I can hardly believe February is nearly over! So many good things to report, and many I missed writing about because I was busy living them…
What an amazing event! And I have gotten to volunteer to help with it, in a very small way, for the third consecutive year. The American Birkiebeiner is the largest cross country ski race in North America and the third largest in the world, and it was created by a visionary man who lived right here in Hayward, my home town.
Part of my amazement is the way the race has adapted to pandemic times and become even more available to sports enthusiasts all over the world. The Birkie went virtual. There were still over 8,000 skiers participating this 47th year of the race but half of them were not here in person. Yesterday I got to watch some of them as they passed the Fire Tower Aid Station. Unlike other years, they had to bring their own water containers and food, but we dispensed water and electrolyte drink and watched out for those who might need medical attention.
It was a perfect skiing day with temperatures getting into the 30’s and barely any wind. Many skiers remarked about the snow being just right. What they complained about were all the hills. There are few places that have the kind of hilly, glacial terrain found in the 43 K forested trail of the Birkie, so skiers have a challenge to prepare for it. I talked to one man who thought he had prepared but was seriously considering cutting his distance in half after reaching our aid station.

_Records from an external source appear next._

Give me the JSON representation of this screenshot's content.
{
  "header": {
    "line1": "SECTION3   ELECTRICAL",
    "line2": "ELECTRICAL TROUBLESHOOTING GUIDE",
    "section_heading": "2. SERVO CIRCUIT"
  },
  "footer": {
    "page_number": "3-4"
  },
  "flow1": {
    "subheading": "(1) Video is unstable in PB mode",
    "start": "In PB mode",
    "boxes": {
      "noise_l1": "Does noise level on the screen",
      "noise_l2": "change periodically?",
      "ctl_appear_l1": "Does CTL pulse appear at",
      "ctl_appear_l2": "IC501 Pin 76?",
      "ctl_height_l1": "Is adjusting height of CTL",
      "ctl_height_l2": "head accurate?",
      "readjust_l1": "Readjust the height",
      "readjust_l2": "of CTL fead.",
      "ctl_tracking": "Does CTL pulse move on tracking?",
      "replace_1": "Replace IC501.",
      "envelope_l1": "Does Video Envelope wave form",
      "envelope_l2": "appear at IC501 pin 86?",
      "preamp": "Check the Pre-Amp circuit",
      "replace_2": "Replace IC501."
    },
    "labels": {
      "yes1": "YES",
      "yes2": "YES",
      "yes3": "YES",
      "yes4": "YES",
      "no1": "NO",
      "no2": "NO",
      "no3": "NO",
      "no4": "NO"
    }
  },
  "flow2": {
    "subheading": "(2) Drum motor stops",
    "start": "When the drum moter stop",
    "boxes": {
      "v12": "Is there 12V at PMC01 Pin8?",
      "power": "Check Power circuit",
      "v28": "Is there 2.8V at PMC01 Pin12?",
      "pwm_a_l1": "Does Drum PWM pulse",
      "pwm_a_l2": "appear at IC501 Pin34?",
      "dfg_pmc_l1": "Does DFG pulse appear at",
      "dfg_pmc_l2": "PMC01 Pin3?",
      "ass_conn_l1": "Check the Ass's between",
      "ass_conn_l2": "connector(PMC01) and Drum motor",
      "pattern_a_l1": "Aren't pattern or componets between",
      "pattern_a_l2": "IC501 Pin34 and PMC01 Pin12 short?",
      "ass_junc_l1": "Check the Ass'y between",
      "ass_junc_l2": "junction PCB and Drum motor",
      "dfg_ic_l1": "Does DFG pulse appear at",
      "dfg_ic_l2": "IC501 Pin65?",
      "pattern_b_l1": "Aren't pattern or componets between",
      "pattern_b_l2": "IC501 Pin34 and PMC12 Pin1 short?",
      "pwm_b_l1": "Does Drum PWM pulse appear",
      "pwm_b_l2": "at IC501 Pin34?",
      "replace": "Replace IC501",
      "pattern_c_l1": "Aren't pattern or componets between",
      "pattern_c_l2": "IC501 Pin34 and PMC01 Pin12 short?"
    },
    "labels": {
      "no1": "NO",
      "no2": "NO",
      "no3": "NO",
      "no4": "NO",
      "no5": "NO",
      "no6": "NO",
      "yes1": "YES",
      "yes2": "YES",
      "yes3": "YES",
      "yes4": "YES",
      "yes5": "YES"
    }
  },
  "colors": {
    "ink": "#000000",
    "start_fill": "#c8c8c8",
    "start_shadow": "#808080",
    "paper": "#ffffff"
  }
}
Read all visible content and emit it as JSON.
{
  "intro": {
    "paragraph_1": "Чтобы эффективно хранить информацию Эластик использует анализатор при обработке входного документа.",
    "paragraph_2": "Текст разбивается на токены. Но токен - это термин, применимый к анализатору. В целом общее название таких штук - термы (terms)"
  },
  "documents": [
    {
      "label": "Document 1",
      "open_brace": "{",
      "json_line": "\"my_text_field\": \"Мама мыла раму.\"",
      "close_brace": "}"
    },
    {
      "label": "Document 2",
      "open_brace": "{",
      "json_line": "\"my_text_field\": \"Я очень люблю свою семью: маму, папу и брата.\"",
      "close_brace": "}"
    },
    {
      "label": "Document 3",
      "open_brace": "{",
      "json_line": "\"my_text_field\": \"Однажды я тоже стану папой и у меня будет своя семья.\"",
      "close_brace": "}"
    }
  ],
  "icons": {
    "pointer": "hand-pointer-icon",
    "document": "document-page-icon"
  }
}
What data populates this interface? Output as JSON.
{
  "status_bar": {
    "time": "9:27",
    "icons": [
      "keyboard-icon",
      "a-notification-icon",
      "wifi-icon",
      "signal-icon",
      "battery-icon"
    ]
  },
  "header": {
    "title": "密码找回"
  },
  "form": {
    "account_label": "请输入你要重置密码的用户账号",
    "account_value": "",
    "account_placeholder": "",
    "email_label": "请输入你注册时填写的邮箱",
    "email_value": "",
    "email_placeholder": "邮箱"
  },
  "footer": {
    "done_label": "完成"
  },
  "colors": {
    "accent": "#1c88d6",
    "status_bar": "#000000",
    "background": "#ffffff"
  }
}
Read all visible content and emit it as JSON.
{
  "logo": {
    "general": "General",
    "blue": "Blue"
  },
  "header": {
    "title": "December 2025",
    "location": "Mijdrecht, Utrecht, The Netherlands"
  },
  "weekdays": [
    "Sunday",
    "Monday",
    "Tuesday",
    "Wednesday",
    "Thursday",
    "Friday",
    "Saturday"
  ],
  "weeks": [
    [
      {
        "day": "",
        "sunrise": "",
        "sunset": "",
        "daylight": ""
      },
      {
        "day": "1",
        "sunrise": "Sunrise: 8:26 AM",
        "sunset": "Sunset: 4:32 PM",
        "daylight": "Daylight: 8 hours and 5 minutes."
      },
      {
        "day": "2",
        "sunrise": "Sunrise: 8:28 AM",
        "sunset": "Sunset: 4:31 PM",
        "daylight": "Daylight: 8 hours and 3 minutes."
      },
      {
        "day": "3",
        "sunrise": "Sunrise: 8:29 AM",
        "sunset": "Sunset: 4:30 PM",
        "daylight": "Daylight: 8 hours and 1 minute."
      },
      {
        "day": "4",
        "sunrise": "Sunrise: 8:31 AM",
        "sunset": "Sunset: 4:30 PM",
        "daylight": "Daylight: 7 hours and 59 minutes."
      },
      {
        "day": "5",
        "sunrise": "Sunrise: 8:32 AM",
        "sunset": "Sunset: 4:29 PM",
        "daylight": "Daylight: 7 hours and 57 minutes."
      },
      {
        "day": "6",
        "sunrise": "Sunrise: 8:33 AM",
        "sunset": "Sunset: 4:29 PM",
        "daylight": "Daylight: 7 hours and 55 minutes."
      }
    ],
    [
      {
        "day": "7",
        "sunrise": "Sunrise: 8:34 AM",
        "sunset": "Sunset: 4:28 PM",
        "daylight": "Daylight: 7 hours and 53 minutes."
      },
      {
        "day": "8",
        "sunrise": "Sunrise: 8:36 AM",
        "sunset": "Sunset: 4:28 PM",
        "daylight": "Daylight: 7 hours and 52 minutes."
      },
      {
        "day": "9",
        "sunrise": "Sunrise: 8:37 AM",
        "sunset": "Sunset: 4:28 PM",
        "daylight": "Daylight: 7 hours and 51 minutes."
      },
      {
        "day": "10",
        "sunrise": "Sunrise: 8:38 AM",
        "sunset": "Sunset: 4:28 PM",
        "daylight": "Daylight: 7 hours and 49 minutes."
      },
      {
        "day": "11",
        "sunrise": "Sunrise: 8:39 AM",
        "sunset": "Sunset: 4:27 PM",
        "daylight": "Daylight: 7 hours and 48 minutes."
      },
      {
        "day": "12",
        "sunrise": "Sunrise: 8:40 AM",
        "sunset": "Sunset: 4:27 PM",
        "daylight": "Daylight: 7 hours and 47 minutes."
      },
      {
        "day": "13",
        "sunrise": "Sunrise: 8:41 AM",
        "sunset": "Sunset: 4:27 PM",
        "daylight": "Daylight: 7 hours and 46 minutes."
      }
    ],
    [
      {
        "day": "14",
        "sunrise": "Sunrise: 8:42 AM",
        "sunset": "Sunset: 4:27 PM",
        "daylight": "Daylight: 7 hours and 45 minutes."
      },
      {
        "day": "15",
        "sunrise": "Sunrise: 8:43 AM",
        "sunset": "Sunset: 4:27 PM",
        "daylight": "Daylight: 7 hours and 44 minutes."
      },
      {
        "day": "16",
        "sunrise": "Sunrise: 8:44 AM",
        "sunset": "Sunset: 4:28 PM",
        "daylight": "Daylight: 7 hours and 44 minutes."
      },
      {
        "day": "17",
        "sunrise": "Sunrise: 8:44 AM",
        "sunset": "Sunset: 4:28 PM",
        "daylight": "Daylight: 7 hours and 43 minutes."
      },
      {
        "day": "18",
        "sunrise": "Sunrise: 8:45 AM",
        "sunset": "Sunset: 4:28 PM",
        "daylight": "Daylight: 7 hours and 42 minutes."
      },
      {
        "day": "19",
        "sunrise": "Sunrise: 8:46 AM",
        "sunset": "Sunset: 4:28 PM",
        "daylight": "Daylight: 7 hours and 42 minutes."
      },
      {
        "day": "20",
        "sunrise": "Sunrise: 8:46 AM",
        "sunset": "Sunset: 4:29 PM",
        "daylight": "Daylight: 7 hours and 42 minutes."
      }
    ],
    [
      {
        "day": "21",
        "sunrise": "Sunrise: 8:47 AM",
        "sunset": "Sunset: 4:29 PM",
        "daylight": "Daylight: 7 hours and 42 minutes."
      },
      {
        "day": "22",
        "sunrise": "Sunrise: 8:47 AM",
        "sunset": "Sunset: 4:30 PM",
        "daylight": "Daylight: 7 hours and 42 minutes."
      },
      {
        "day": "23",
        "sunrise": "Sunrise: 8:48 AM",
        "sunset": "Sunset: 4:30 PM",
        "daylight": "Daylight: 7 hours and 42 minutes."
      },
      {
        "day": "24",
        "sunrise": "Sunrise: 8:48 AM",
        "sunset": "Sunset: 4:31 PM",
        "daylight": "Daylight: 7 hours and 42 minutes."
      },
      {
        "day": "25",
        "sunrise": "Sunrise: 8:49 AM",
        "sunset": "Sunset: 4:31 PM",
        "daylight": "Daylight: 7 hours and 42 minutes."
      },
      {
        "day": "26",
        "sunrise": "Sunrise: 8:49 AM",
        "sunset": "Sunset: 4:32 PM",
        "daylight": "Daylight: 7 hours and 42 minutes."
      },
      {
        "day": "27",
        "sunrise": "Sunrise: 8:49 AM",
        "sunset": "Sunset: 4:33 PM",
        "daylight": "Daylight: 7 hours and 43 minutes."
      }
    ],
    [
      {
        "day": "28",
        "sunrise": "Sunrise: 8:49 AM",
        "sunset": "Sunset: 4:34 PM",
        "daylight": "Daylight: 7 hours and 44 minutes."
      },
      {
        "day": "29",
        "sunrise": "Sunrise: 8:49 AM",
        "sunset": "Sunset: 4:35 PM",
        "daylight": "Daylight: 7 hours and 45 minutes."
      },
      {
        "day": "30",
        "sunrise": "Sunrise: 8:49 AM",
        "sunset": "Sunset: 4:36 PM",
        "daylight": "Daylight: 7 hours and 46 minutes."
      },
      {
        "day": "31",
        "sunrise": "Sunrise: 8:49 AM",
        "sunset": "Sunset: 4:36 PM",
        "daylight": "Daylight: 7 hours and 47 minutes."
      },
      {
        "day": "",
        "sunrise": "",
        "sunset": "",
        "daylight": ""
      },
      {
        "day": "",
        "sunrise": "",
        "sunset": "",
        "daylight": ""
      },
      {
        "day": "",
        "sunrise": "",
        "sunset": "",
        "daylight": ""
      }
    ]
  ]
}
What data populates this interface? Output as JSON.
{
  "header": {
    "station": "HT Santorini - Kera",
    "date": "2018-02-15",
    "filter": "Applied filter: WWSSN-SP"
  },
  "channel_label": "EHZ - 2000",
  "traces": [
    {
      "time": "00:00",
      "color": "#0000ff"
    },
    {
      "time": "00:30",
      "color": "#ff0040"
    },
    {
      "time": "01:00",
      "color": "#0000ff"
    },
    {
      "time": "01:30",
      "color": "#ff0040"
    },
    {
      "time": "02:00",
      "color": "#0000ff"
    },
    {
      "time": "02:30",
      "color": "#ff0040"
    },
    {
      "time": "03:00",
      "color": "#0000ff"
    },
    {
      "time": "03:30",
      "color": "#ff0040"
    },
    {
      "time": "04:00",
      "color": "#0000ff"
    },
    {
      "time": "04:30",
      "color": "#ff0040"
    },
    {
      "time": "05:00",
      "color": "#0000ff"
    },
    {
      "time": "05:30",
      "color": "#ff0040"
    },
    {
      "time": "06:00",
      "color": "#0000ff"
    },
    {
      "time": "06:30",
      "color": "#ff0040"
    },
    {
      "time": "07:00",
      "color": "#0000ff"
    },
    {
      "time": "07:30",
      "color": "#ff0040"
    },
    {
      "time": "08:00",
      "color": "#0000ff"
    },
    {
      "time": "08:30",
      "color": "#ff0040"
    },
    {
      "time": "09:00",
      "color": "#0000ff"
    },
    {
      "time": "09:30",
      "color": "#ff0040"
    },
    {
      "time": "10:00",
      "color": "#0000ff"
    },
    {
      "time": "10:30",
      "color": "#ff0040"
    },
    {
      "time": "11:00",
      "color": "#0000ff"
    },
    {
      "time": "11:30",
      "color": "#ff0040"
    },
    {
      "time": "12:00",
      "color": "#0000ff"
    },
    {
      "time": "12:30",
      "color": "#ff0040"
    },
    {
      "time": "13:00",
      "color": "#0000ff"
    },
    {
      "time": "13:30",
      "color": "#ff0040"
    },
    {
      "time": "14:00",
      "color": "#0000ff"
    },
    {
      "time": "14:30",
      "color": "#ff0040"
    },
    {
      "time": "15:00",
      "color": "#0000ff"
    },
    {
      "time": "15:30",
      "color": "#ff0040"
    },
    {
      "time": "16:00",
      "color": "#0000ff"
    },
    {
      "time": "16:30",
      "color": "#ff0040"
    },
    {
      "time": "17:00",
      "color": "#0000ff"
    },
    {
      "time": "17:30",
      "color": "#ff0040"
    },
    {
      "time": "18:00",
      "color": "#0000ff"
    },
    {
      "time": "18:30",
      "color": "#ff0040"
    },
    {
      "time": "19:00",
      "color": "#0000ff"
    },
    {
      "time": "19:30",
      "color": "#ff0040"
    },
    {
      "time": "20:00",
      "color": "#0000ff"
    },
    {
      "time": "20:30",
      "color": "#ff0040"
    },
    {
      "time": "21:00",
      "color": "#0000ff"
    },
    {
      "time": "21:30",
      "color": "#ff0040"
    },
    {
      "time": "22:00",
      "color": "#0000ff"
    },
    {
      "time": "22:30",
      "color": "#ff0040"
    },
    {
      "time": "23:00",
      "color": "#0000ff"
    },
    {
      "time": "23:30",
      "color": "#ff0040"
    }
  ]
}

What did I and the others on our team do? We set up the aid station with water hoses, touch-less dispensing systems for water and drink, got the fires burning for those needing to warm up (but seriously, there were people with shorts and T-shirts in this race and they still thought they were hot) and served as the cheering audience. No spectators were allowed this year. I mixed up several batches of Noom in the 10 gallon coolers, answered questions (like “how much farther do I have to go?”) and held ski poles while people filled their drink bottles.
It was a great day to be outside. We started at 7:30 am and were done by 2 pm when most of yesterday’s skate skiers had passed our station. As I watched some of the last stragglers wearily climbing Fire Tower Hill, I remembered my Grand Canyon experience, and was glad I was going home in my truck and not skiing another 12 K out in the forest wilderness of north Wisconsin.
I will probably never ski the whole Birkie Trail – it’s not on my list – but I would like to hike the whole thing. Maybe this summer will be the right time to do it. Tell me if you want to come along. It will be epic, in one way or another, I promise.